PROBLEM STATEMENT
Would you please set down the data again exactly as given, excluding the pictures?
• • • • • • •
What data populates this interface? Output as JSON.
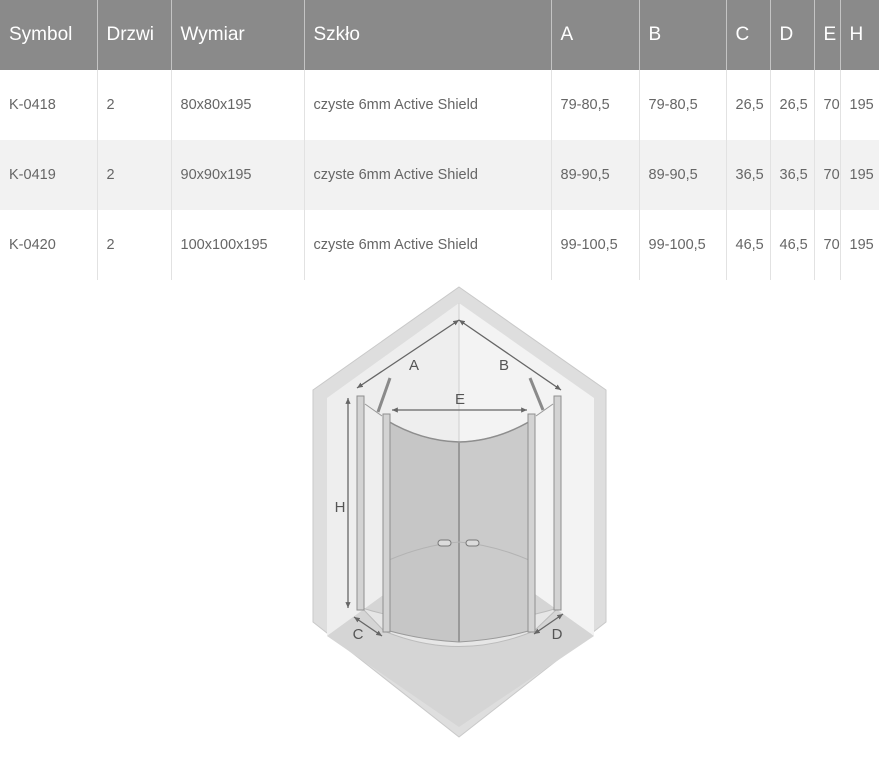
{
  "table": {
    "headers": [
      "Symbol",
      "Drzwi",
      "Wymiar",
      "Szkło",
      "A",
      "B",
      "C",
      "D",
      "E",
      "H"
    ],
    "rows": [
      [
        "K-0418",
        "2",
        "80x80x195",
        "czyste 6mm Active Shield",
        "79-80,5",
        "79-80,5",
        "26,5",
        "26,5",
        "70",
        "195"
      ],
      [
        "K-0419",
        "2",
        "90x90x195",
        "czyste 6mm Active Shield",
        "89-90,5",
        "89-90,5",
        "36,5",
        "36,5",
        "70",
        "195"
      ],
      [
        "K-0420",
        "2",
        "100x100x195",
        "czyste 6mm Active Shield",
        "99-100,5",
        "99-100,5",
        "46,5",
        "46,5",
        "70",
        "195"
      ]
    ]
  },
  "diagram": {
    "labels": {
      "a": "A",
      "b": "B",
      "e": "E",
      "h": "H",
      "c": "C",
      "d": "D"
    }
  }
}
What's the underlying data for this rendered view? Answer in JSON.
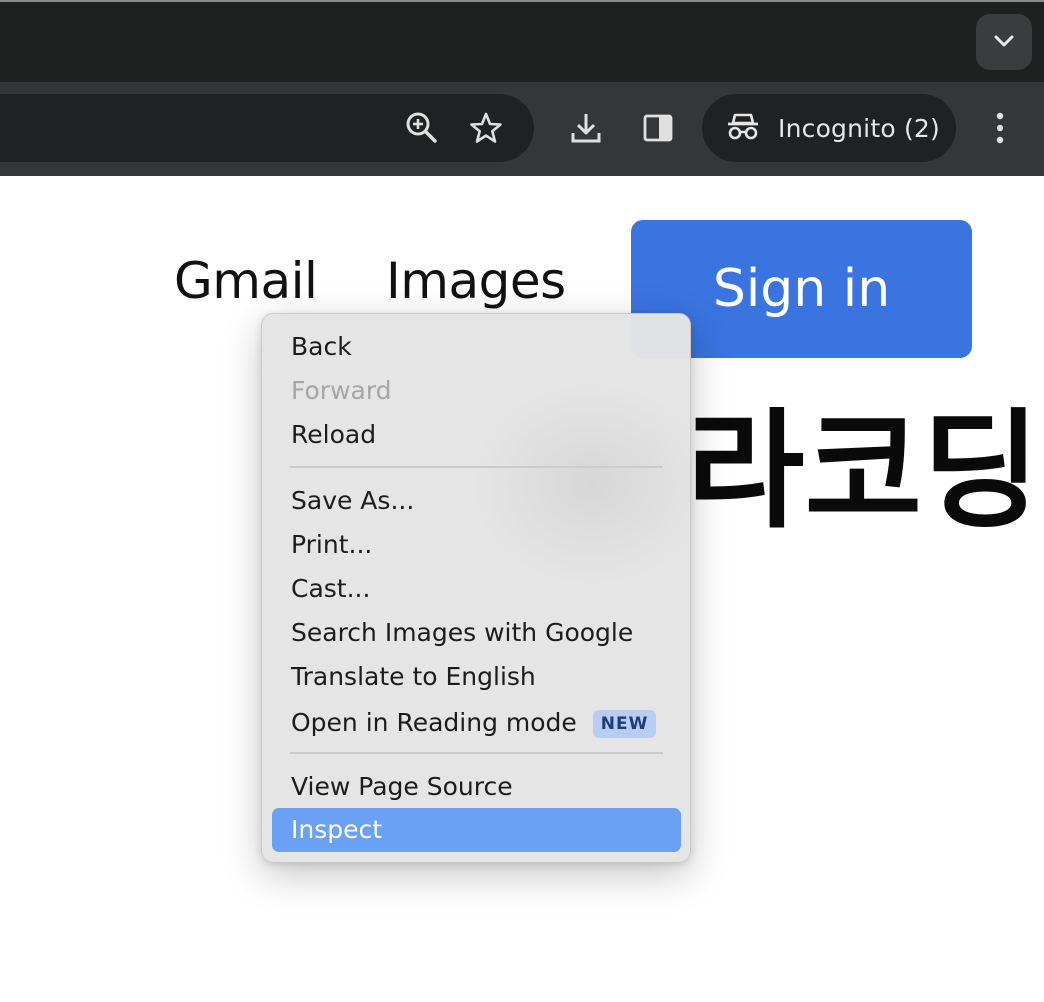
{
  "browser": {
    "profile_label": "Incognito (2)",
    "toolbar_icons": [
      "zoom-in-icon",
      "star-icon",
      "download-icon",
      "side-panel-icon",
      "incognito-icon",
      "more-vertical-icon"
    ],
    "tab_search_icon": "chevron-down-icon"
  },
  "page": {
    "nav": {
      "gmail": "Gmail",
      "images": "Images"
    },
    "signin_label": "Sign in",
    "hero_text": "라코딩",
    "colors": {
      "signin_bg": "#3a74e0"
    }
  },
  "context_menu": {
    "items": [
      {
        "label": "Back",
        "enabled": true
      },
      {
        "label": "Forward",
        "enabled": false
      },
      {
        "label": "Reload",
        "enabled": true
      },
      {
        "label": "Save As...",
        "enabled": true
      },
      {
        "label": "Print...",
        "enabled": true
      },
      {
        "label": "Cast...",
        "enabled": true
      },
      {
        "label": "Search Images with Google",
        "enabled": true
      },
      {
        "label": "Translate to English",
        "enabled": true
      },
      {
        "label": "Open in Reading mode",
        "enabled": true,
        "badge": "NEW"
      },
      {
        "label": "View Page Source",
        "enabled": true
      },
      {
        "label": "Inspect",
        "enabled": true,
        "highlighted": true
      }
    ],
    "colors": {
      "highlight": "#6aa1f5",
      "badge_bg": "#b8cdf3"
    }
  }
}
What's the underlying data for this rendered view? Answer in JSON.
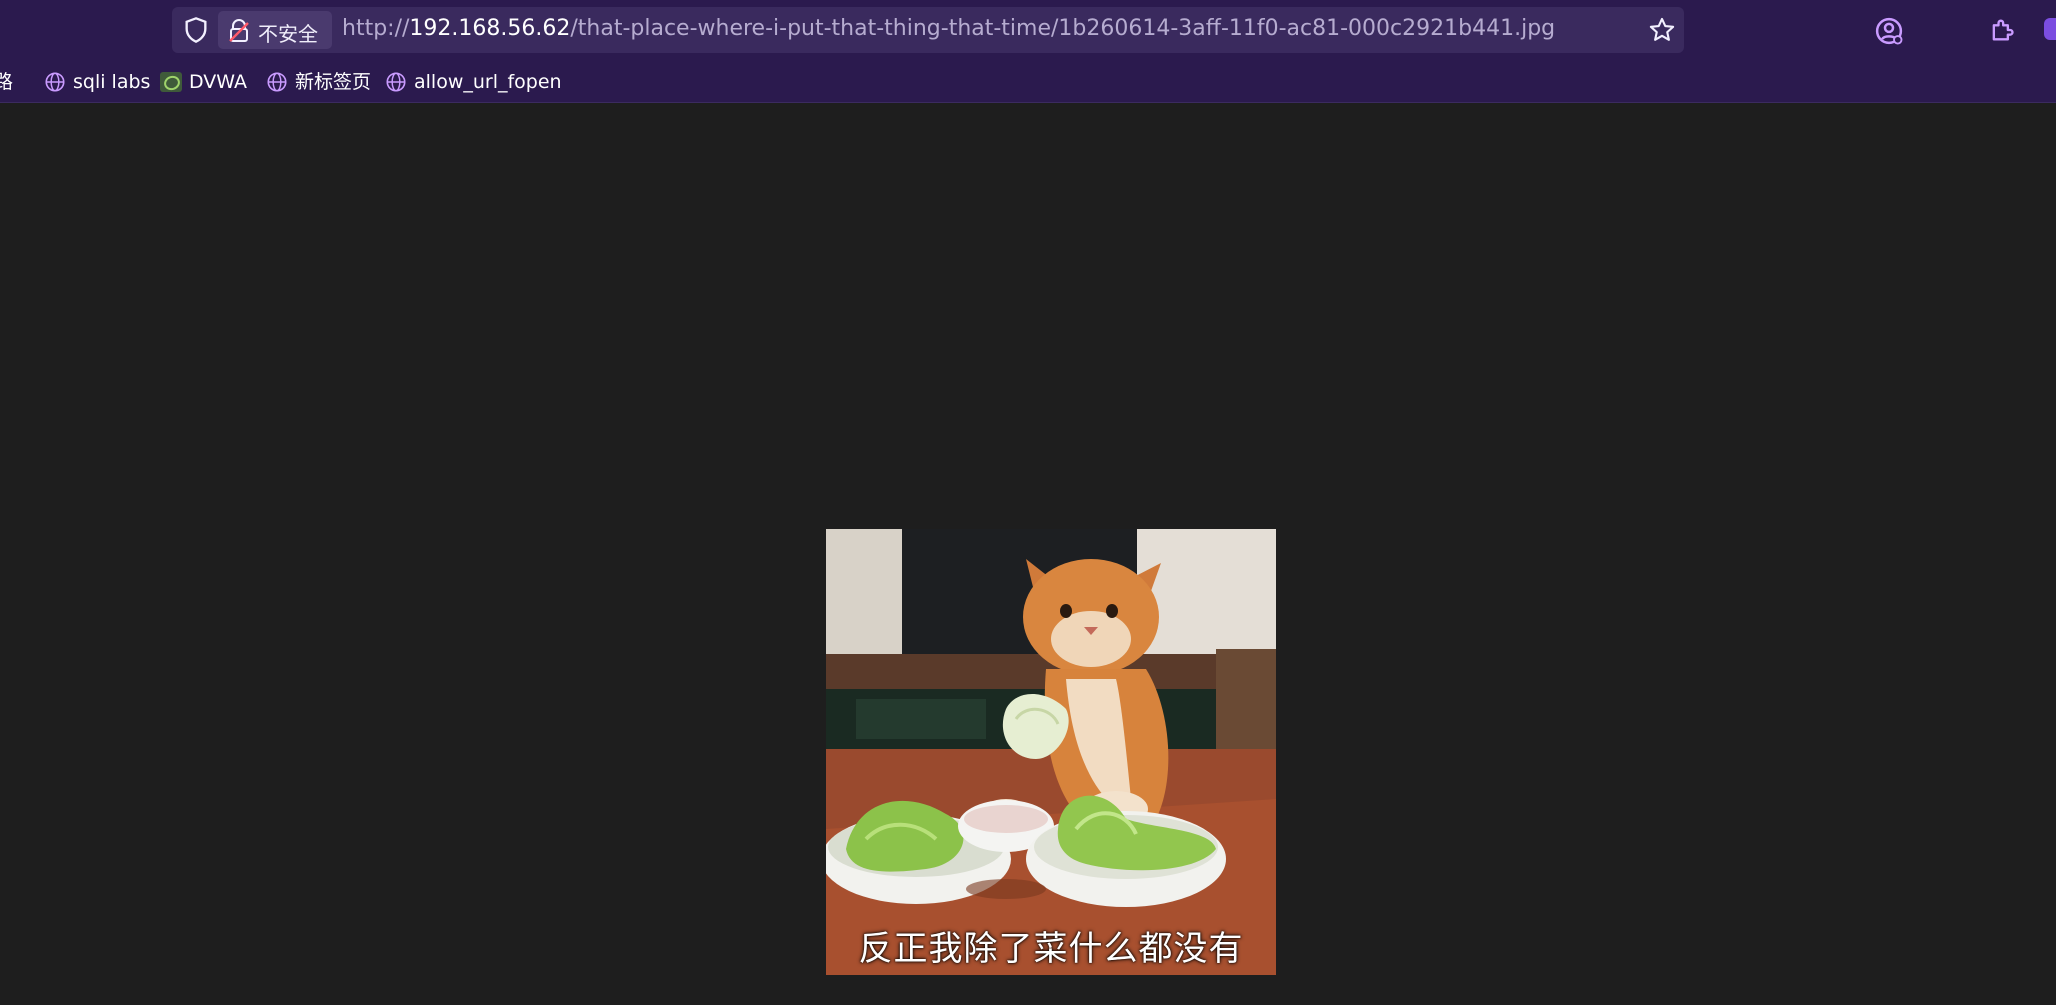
{
  "toolbar": {
    "security_label": "不安全",
    "url": {
      "scheme": "http://",
      "host": "192.168.56.62",
      "path": "/that-place-where-i-put-that-thing-that-time/1b260614-3aff-11f0-ac81-000c2921b441.jpg"
    },
    "icons": [
      "shield-icon",
      "insecure-lock-icon",
      "bookmark-star-icon",
      "account-icon",
      "extensions-icon"
    ]
  },
  "bookmarks": [
    {
      "label": "路",
      "icon": "none"
    },
    {
      "label": "sqli labs",
      "icon": "globe-icon"
    },
    {
      "label": "DVWA",
      "icon": "dvwa-icon"
    },
    {
      "label": "新标签页",
      "icon": "globe-icon"
    },
    {
      "label": "allow_url_fopen",
      "icon": "globe-icon"
    }
  ],
  "image": {
    "caption": "反正我除了菜什么都没有"
  },
  "colors": {
    "toolbar": "#2b1a4e",
    "urlbar": "#3a2a5e",
    "page_background": "#1e1e1e",
    "accent": "#b57bff"
  }
}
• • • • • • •
ANSWER SPACE
What data populates this interface? Output as JSON.
{
  "table": {
    "headers": [
      "Symbol",
      "Drzwi",
      "Wymiar",
      "Szkło",
      "A",
      "B",
      "C",
      "D",
      "E",
      "H"
    ],
    "rows": [
      [
        "K-0418",
        "2",
        "80x80x195",
        "czyste 6mm Active Shield",
        "79-80,5",
        "79-80,5",
        "26,5",
        "26,5",
        "70",
        "195"
      ],
      [
        "K-0419",
        "2",
        "90x90x195",
        "czyste 6mm Active Shield",
        "89-90,5",
        "89-90,5",
        "36,5",
        "36,5",
        "70",
        "195"
      ],
      [
        "K-0420",
        "2",
        "100x100x195",
        "czyste 6mm Active Shield",
        "99-100,5",
        "99-100,5",
        "46,5",
        "46,5",
        "70",
        "195"
      ]
    ]
  },
  "diagram": {
    "labels": {
      "a": "A",
      "b": "B",
      "e": "E",
      "h": "H",
      "c": "C",
      "d": "D"
    }
  }
}
What's the underlying data for this rendered view? Answer in JSON.
{
  "browser": {
    "profile_label": "Incognito (2)",
    "toolbar_icons": [
      "zoom-in-icon",
      "star-icon",
      "download-icon",
      "side-panel-icon",
      "incognito-icon",
      "more-vertical-icon"
    ],
    "tab_search_icon": "chevron-down-icon"
  },
  "page": {
    "nav": {
      "gmail": "Gmail",
      "images": "Images"
    },
    "signin_label": "Sign in",
    "hero_text": "라코딩",
    "colors": {
      "signin_bg": "#3a74e0"
    }
  },
  "context_menu": {
    "items": [
      {
        "label": "Back",
        "enabled": true
      },
      {
        "label": "Forward",
        "enabled": false
      },
      {
        "label": "Reload",
        "enabled": true
      },
      {
        "label": "Save As...",
        "enabled": true
      },
      {
        "label": "Print...",
        "enabled": true
      },
      {
        "label": "Cast...",
        "enabled": true
      },
      {
        "label": "Search Images with Google",
        "enabled": true
      },
      {
        "label": "Translate to English",
        "enabled": true
      },
      {
        "label": "Open in Reading mode",
        "enabled": true,
        "badge": "NEW"
      },
      {
        "label": "View Page Source",
        "enabled": true
      },
      {
        "label": "Inspect",
        "enabled": true,
        "highlighted": true
      }
    ],
    "colors": {
      "highlight": "#6aa1f5",
      "badge_bg": "#b8cdf3"
    }
  }
}
What's the underlying data for this rendered view? Answer in JSON.
{
  "toolbar": {
    "security_label": "不安全",
    "url": {
      "scheme": "http://",
      "host": "192.168.56.62",
      "path": "/that-place-where-i-put-that-thing-that-time/1b260614-3aff-11f0-ac81-000c2921b441.jpg"
    },
    "icons": [
      "shield-icon",
      "insecure-lock-icon",
      "bookmark-star-icon",
      "account-icon",
      "extensions-icon"
    ]
  },
  "bookmarks": [
    {
      "label": "路",
      "icon": "none"
    },
    {
      "label": "sqli labs",
      "icon": "globe-icon"
    },
    {
      "label": "DVWA",
      "icon": "dvwa-icon"
    },
    {
      "label": "新标签页",
      "icon": "globe-icon"
    },
    {
      "label": "allow_url_fopen",
      "icon": "globe-icon"
    }
  ],
  "image": {
    "caption": "反正我除了菜什么都没有"
  },
  "colors": {
    "toolbar": "#2b1a4e",
    "urlbar": "#3a2a5e",
    "page_background": "#1e1e1e",
    "accent": "#b57bff"
  }
}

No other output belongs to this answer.